Sculpture: Breaking With Tradition

Michelangelo’s sixteenth-century Pietà in the Museo dell’Opera del Duomo in Florence, Italy, incorporates a mystery as deep as its expressive beauty. Having worked for a decade on the carving he intended for his own tomb, Michelangelo apparently attacked his 2.5-metre sculpture in a fit of rage, hacking limbs from the four carved figures. These were later re-attached by his assistant, apart from Christ’s left leg, which remains missing.

Why did he do it? Did he fear it fell short of perfection? Was he angered by a flaw emerging in the marble? Had he been afraid that his positioning of the left leg across the Virgin’s lap was immodest?

In a collaborative project with art historian Jack Wasserman, scientists have used IBM’s most sophisticated three-dimensional imaging technologies to create a ‘virtual Pietà’. This has enabled Wasserman to learn more about how the sculpture was physically carved and repaired. It has also allowed him to put forward his theory that Michelangelo was not intending to destroy his work in anger at all.
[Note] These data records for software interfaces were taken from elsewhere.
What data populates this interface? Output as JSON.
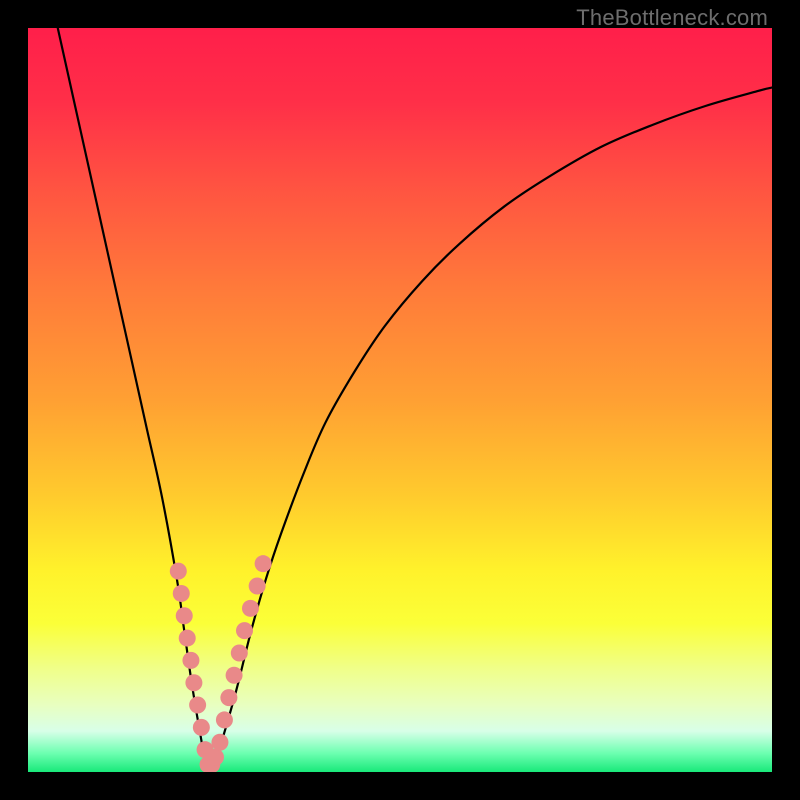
{
  "watermark": "TheBottleneck.com",
  "gradient_stops": [
    {
      "offset": 0.0,
      "color": "#ff1f4a"
    },
    {
      "offset": 0.1,
      "color": "#ff2f48"
    },
    {
      "offset": 0.22,
      "color": "#ff5541"
    },
    {
      "offset": 0.35,
      "color": "#ff7a3a"
    },
    {
      "offset": 0.5,
      "color": "#ffa033"
    },
    {
      "offset": 0.63,
      "color": "#ffcb2d"
    },
    {
      "offset": 0.73,
      "color": "#fff22b"
    },
    {
      "offset": 0.8,
      "color": "#fbff38"
    },
    {
      "offset": 0.86,
      "color": "#f0ff88"
    },
    {
      "offset": 0.91,
      "color": "#e8ffc0"
    },
    {
      "offset": 0.945,
      "color": "#d8ffe8"
    },
    {
      "offset": 0.975,
      "color": "#6cffb0"
    },
    {
      "offset": 1.0,
      "color": "#19e97a"
    }
  ],
  "chart_data": {
    "type": "line",
    "title": "",
    "xlabel": "",
    "ylabel": "",
    "xlim": [
      0,
      100
    ],
    "ylim": [
      0,
      100
    ],
    "annotations": [
      "TheBottleneck.com"
    ],
    "x_min_point": 24,
    "series": [
      {
        "name": "bottleneck-curve",
        "color": "#000000",
        "x": [
          4,
          6,
          8,
          10,
          12,
          14,
          16,
          18,
          20,
          21,
          22,
          23,
          24,
          25,
          26,
          28,
          30,
          32,
          34,
          37,
          40,
          44,
          48,
          53,
          58,
          64,
          70,
          77,
          84,
          91,
          98,
          100
        ],
        "y": [
          100,
          91,
          82,
          73,
          64,
          55,
          46,
          37,
          26,
          19,
          12,
          6,
          1,
          1,
          4,
          11,
          19,
          26,
          32,
          40,
          47,
          54,
          60,
          66,
          71,
          76,
          80,
          84,
          87,
          89.5,
          91.5,
          92
        ]
      },
      {
        "name": "dense-markers",
        "color": "#e98989",
        "type": "scatter",
        "x": [
          20.2,
          20.6,
          21.0,
          21.4,
          21.9,
          22.3,
          22.8,
          23.3,
          23.8,
          24.2,
          24.7,
          25.2,
          25.8,
          26.4,
          27.0,
          27.7,
          28.4,
          29.1,
          29.9,
          30.8,
          31.6
        ],
        "y": [
          27,
          24,
          21,
          18,
          15,
          12,
          9,
          6,
          3,
          1,
          1,
          2,
          4,
          7,
          10,
          13,
          16,
          19,
          22,
          25,
          28
        ]
      }
    ]
  }
}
By ‘virtually dismembering’ the re-attached limbs, and studying the carving from all angles, Wasserman concludes that the limbs had been detached selectively, and with care, perhaps to create a composition where Christ is being lowered from the Virgin’s lap, rather than into it.

Wasserman’s book Michelangelo’s Florence Pietà, published by Princeton University Press ($75), describes the extraordinary technical analysis of one of the most important artworks of post-Renaissance Italy. It also includes a CD of the virtual Pietà.